Madson, Plan B, has himself blown 6 saves in 14 opportunities, which includes time he spent filling in as the closer when Lidge was injured back in June as well as the recent opportunities after Lidge's temporary demotion. Establishing himself as one of the best set-up men in baseball with a fastball that can reach the upper 90's with good movement, Madson's 9th inning struggles have been perplexing, but real. Having given up only 2 home runs in 166 at-bats in the 8th inning, Madson has been victimized by 5 home runs in less than half the number of at-bats in the 9th. Despite being tied for 3rd in the National League in blown saves at 6, Madson remains the frontrunner for the closing position should Lidge continue to falter.

Brett Myers is a name that has been floated around, particularly since he will be used as a reliever for the remainder of the season after suffering a torn labrum in his hip back in May, and also because he has closer experience in the past. This would require Manuel to trust the closer's role heading into the playoffs to a player who is largely unknown, having logged only 4 2/3 innings since returning from a major injury. The 3 earned runs he gave up on Saturday against the Mets in only a third of an inning won't help his chances of being given the responsibility, at least not initially.

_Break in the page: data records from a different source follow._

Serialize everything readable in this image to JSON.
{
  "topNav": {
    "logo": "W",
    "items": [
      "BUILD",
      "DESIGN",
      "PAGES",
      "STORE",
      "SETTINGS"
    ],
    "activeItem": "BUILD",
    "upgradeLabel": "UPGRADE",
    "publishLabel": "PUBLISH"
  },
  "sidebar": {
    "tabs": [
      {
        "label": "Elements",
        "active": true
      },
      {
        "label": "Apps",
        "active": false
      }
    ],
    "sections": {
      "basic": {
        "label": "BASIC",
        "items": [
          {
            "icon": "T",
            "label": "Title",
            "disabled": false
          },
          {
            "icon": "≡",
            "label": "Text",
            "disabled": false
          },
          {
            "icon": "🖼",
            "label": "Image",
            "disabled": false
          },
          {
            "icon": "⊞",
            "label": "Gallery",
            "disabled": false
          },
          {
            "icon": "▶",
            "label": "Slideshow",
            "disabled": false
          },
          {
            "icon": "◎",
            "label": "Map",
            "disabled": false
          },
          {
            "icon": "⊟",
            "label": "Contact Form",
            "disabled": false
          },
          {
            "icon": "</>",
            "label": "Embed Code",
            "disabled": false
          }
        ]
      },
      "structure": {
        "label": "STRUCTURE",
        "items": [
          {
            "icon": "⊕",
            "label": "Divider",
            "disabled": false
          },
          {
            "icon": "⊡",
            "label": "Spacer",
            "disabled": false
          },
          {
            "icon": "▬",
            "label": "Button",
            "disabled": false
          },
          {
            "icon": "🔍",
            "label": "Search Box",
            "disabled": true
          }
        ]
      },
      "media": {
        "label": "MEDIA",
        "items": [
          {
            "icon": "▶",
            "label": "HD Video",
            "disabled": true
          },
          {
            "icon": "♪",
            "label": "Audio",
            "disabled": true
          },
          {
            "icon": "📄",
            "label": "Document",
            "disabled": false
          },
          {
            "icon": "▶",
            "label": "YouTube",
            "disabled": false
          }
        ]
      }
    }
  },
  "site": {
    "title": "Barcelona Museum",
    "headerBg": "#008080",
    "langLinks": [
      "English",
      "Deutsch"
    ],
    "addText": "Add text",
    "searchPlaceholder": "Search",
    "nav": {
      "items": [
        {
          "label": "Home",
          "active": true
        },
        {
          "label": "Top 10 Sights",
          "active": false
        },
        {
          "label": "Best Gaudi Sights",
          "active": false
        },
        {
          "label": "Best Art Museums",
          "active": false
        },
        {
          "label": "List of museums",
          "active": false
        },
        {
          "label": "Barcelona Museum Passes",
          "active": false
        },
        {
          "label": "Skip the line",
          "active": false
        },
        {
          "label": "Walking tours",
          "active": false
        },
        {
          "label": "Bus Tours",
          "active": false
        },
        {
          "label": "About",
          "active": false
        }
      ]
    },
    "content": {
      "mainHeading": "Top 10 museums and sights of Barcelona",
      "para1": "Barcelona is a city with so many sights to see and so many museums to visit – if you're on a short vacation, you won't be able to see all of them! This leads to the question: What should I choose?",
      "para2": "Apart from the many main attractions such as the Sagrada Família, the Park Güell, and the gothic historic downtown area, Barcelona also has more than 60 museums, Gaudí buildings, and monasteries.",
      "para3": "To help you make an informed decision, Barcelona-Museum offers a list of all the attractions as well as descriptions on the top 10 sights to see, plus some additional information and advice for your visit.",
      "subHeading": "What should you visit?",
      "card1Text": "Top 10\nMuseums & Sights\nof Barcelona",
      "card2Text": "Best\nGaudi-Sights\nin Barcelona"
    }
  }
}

If Myers becomes lights out in the bullpen over the next few weeks, and Madson and Lidge continue to struggle, Myers could become an option.

Doing the math, the Phillies are going to have a tough decision to make on their starting rotation come playoff time. Cliff Lee, Cole Hamels and Joe Blanton are virtual guarantees to be in the starting rotation, which means either J.A. Happ (10-4 with a 2.77 ERA) or Pedro Martinez (5-0, 2.87) is going to be the odd man out. Could Pedro step in and be a steadying force in the 9th inning? He has come out of the bullpen in the playoffs in the past, but his starts so far this year paint a troubling picture. Entering last night's masterpiece against the Mets, Pedro had a 7.50 ERA with opponents hitting .370 against him in the first inning. While he has been able to overcome a slow start as a starting pitcher, he would not be afforded the same luxury in a closing role.

That leaves Happ, the rookie who could potentially be left out of the postseason starting rotation in favor of the more experienced Martinez. Lacking a bona-fide, dominant out pitch, Happ has not been nearly as effective as a reliever as he has a starter. For his career he has a 3.94 ERA out of the bullpen (compared with a 2.95 ERA as a starter). He was effective this year out of the pen (2.49 ERA), albeit in limited time. Having never closed before in his professional life, if the Phillies were looking to go this route they would seemingly have to experiment with the idea soon to gauge whether it has any legs, a situation made even more tricky based on the fact that Happ is currently nursing a strained oblique.

After not losing a game in which they entered the 9th inning with a lead during the entire 2008 season, the Phillies have blown 21 saves so far this year. What was the strength of the World Championship team appears that it could be this years Achilles heal. Brad Lidge should have already run out of chances, and cannot be relied on this year. He should only get the job back in the event all other options have been exhausted and have proven they cannot perform the role.

Unfortunately, his teammates seem eager to oblige. The
Phillies don't have a solid answer to their 9th inning demons, which could ultimately be the flaw that prevents them from duplicating their October success.


--Derek Bodner can be reached at derek.bodner@phillyarena.com.